» Your assignment
Nothing but the lines from the one containing "Read all visible" through the last line of the entries should appear in the output, each verbatim.

» Exercise data
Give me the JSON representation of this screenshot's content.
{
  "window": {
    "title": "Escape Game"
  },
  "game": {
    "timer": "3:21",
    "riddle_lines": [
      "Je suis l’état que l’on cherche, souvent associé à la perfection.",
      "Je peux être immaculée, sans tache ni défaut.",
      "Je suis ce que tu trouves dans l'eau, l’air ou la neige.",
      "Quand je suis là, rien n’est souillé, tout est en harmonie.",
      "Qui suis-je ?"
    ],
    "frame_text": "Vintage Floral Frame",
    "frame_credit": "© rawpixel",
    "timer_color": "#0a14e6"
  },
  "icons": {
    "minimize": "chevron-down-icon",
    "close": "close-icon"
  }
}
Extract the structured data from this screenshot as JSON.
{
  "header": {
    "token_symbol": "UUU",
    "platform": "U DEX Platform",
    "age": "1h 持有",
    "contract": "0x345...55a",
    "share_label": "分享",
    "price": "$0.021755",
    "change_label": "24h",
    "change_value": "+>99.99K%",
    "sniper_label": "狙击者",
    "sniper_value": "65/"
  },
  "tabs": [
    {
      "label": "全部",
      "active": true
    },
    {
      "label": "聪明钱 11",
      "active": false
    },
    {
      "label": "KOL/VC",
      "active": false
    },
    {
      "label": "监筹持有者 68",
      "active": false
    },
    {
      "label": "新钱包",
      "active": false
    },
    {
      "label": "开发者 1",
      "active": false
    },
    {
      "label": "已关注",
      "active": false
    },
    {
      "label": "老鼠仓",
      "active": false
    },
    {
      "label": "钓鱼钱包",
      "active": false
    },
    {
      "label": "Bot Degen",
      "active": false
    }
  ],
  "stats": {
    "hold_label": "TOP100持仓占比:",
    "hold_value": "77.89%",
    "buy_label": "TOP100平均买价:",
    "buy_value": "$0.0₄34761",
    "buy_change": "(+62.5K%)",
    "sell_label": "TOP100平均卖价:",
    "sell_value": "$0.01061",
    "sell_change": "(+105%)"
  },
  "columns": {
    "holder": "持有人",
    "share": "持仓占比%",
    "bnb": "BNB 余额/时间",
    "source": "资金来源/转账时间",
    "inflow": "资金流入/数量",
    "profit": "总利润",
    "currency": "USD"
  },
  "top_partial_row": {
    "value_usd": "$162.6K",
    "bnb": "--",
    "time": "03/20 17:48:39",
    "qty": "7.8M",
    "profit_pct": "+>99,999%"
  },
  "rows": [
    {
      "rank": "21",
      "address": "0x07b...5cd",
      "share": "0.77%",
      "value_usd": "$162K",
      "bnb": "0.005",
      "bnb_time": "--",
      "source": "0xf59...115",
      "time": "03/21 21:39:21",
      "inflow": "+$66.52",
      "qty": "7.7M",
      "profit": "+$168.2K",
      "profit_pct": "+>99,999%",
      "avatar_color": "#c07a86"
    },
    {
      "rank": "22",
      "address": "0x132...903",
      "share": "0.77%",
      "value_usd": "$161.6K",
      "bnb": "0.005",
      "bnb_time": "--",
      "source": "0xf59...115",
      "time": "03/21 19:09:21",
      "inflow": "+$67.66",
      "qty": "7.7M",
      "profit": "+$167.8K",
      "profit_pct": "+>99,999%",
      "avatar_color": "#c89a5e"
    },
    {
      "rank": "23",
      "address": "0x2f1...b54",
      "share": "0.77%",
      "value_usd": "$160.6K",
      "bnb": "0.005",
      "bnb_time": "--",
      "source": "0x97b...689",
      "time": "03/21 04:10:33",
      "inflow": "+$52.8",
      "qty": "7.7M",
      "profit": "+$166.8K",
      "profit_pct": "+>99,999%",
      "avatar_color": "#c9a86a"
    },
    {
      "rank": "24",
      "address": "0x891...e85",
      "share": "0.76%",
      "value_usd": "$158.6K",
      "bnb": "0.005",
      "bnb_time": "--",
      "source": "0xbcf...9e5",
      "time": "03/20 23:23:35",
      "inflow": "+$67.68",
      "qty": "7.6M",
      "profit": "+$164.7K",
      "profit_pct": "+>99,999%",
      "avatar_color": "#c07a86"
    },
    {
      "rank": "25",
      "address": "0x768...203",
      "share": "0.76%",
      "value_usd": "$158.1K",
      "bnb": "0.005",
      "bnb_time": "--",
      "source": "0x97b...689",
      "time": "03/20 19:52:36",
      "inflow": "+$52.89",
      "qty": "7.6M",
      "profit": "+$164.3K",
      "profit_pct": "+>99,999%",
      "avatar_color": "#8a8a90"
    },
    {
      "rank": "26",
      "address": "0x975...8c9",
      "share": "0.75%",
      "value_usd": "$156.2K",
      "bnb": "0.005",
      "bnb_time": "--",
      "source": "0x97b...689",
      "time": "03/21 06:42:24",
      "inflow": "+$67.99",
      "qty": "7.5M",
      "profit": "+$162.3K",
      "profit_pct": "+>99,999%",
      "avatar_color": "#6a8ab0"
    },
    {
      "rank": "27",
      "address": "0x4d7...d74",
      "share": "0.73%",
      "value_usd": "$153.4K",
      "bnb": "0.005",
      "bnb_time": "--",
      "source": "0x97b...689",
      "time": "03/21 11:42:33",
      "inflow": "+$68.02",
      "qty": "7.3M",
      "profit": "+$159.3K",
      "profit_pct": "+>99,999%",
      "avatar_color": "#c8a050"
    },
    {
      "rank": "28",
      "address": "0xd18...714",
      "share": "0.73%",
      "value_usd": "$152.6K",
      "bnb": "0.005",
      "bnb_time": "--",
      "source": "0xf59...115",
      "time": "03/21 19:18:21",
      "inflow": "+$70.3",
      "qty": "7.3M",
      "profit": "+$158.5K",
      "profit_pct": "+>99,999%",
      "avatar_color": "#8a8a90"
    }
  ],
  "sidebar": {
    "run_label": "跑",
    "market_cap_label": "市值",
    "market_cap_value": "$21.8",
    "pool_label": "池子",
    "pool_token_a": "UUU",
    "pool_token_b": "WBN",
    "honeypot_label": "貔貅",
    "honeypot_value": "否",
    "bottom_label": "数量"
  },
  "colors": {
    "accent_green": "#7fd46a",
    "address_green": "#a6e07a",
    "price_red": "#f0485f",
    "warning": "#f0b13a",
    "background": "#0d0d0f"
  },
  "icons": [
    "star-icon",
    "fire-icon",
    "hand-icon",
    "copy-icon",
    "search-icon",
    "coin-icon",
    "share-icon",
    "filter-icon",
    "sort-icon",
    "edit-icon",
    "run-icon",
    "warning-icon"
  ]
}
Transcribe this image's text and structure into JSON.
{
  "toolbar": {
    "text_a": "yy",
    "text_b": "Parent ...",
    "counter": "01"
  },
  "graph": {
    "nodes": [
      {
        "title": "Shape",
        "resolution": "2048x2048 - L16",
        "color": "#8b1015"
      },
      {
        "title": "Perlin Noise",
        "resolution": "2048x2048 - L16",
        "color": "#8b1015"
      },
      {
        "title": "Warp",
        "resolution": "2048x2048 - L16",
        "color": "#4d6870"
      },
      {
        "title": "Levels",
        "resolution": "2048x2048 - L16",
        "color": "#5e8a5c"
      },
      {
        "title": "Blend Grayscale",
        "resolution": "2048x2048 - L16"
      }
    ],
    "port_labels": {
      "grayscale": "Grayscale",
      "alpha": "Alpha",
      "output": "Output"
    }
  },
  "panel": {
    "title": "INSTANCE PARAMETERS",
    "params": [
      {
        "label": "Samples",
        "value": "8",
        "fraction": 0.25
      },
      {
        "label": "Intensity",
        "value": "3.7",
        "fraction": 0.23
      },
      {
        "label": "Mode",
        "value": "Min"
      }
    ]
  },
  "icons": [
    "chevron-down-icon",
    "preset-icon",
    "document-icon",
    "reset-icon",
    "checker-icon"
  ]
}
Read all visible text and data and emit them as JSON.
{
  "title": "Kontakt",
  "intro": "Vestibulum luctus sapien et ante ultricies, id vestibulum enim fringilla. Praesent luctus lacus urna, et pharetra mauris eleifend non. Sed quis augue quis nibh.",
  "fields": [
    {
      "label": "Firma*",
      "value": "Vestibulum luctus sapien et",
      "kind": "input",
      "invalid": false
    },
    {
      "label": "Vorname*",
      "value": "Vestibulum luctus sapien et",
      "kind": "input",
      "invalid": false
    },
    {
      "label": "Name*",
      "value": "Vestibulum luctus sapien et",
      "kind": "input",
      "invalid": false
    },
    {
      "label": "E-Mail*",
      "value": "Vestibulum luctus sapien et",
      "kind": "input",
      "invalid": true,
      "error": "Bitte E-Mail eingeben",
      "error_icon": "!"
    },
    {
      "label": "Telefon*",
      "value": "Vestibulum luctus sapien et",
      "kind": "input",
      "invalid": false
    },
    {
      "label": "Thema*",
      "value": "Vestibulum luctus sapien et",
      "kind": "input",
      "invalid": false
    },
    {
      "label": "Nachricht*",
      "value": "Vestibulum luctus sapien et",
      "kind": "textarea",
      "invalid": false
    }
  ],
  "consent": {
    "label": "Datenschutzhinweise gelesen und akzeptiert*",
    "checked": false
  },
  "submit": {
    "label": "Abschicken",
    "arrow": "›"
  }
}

» Solution to this exercise
Read all visible text and data and emit them as JSON.
{
  "title": "Kontakt",
  "intro": "Vestibulum luctus sapien et ante ultricies, id vestibulum enim fringilla. Praesent luctus lacus urna, et pharetra mauris eleifend non. Sed quis augue quis nibh.",
  "fields": [
    {
      "label": "Firma*",
      "value": "Vestibulum luctus sapien et",
      "kind": "input",
      "invalid": false
    },
    {
      "label": "Vorname*",
      "value": "Vestibulum luctus sapien et",
      "kind": "input",
      "invalid": false
    },
    {
      "label": "Name*",
      "value": "Vestibulum luctus sapien et",
      "kind": "input",
      "invalid": false
    },
    {
      "label": "E-Mail*",
      "value": "Vestibulum luctus sapien et",
      "kind": "input",
      "invalid": true,
      "error": "Bitte E-Mail eingeben",
      "error_icon": "!"
    },
    {
      "label": "Telefon*",
      "value": "Vestibulum luctus sapien et",
      "kind": "input",
      "invalid": false
    },
    {
      "label": "Thema*",
      "value": "Vestibulum luctus sapien et",
      "kind": "input",
      "invalid": false
    },
    {
      "label": "Nachricht*",
      "value": "Vestibulum luctus sapien et",
      "kind": "textarea",
      "invalid": false
    }
  ],
  "consent": {
    "label": "Datenschutzhinweise gelesen und akzeptiert*",
    "checked": false
  },
  "submit": {
    "label": "Abschicken",
    "arrow": "›"
  }
}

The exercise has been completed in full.